It was the Irish Cup Final we all needed it to be.
Played out against a backdrop of raucous noise and shimmering colour, it was an occasion fiercely contested both on and off the park on an afternoon which was always guaranteed to present a fairytale ending.
As it transpired, it was Glentoran's dreams which came true as Eddie Patterson -- so often cruelly labelled 'the nearly man of football management' for never having being able to deliver a major title during his tenure with yesterday's opponents -- denied his former employers and boyhood favourites a famous Treble and, in doing so, masterminded the Irish Cup's long overdue return to east Belfast.
Coming as it does at the end of a campaign when the Glens generated as many negative headlines as they did positive, the achievement is all the more remarkable when you consider the ordeal Patterson and his players endured when their wages were not forthcoming at various stages of the season.
Look at their joyous celebrations and try to tell them they don't deserve every minute of it.
The scene was set more than an hour before kick-off, when fans on either side started spilling into the stadium to snap up the best vantage points for one of the most eagerly-anticipated showpieces of recent times.
Over the last few years, Irish Cup Finals have lacked a certain something. There's been no spark, no buzz and, as far as television viewers could tell, no spectators.
There were no such concerns yesterday, with Glenmen cramming into both decks of the North Stand as well as providing a more aesthetically pleasing Railway End than the eyesore of a building site which haunted last year's photographs.
Reds supporters, meanwhile, were queued at the turnstiles long before their 1pm opening time and, in addition to snapping up every available ticket for the South Stand, made themselves seen and heard on the Kop, where they unknowingly unveiled their club's brand new home strip emblazoned across a gigantic banner.
Disappointing as it was for the flock concerned and as poor a reflection as it is on an international stadium evidently incapable of coping with the numbers involved, how incredible is it to wake up this morning, reflect on the enormous crowd at the match and consider that there were further hundreds -- thousands, even -- who couldn't get in because tickets were like gold-dust?
Both clubs regularly sold out their allocations and, despite the capacity being increased on more than one occasion, there still wasn't room for everybody who wanted to attend -- a slap in the face to the Irish League's naysayers and motivation for those inside the stadium to justify their places by cranking up the volume to ever greater levels.
Almost in an act of defiance against those who had attempted to hijack a sporting spectacle to make political statements, both sets of fans stood united while roaring their own songbooks into the south Belfast air.
'Dance, dance, wherever you may be ... ' was the Red Army's cry, matched bar for bar by a passionate rendition of 'As I lay on my bed last night, I fell into a dream ... ' by the red, green and black hordes on the other side.

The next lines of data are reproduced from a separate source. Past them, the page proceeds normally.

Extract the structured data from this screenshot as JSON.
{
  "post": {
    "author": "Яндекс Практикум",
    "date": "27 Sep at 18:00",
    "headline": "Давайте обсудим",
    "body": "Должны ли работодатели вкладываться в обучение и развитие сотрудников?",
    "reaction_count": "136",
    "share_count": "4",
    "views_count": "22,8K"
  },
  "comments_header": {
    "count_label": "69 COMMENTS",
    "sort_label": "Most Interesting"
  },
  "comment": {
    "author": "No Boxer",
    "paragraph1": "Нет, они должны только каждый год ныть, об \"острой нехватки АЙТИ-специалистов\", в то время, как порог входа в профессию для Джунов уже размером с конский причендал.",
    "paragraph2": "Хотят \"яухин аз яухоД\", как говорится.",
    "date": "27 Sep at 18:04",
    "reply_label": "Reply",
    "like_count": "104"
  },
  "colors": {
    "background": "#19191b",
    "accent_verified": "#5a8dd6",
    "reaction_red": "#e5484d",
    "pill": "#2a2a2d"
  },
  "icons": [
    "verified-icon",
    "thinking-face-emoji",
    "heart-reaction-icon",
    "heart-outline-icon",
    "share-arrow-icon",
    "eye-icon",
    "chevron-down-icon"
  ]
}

This wasn't just a crowd of locals who'd dashed across a few postcodes to be there.
This was truly an international operation. All week, flights have touched down in Belfast to deliver ex-pats from far and wide and, even in the hours preceding kick-off, the Enterprise train from Dublin brought forth the final cavalcade.
All that was missing was the day's hero. Step forward Andy Waterworth.
If that's to be his last contribution in a Glentoran shirt, then what a way to bow out.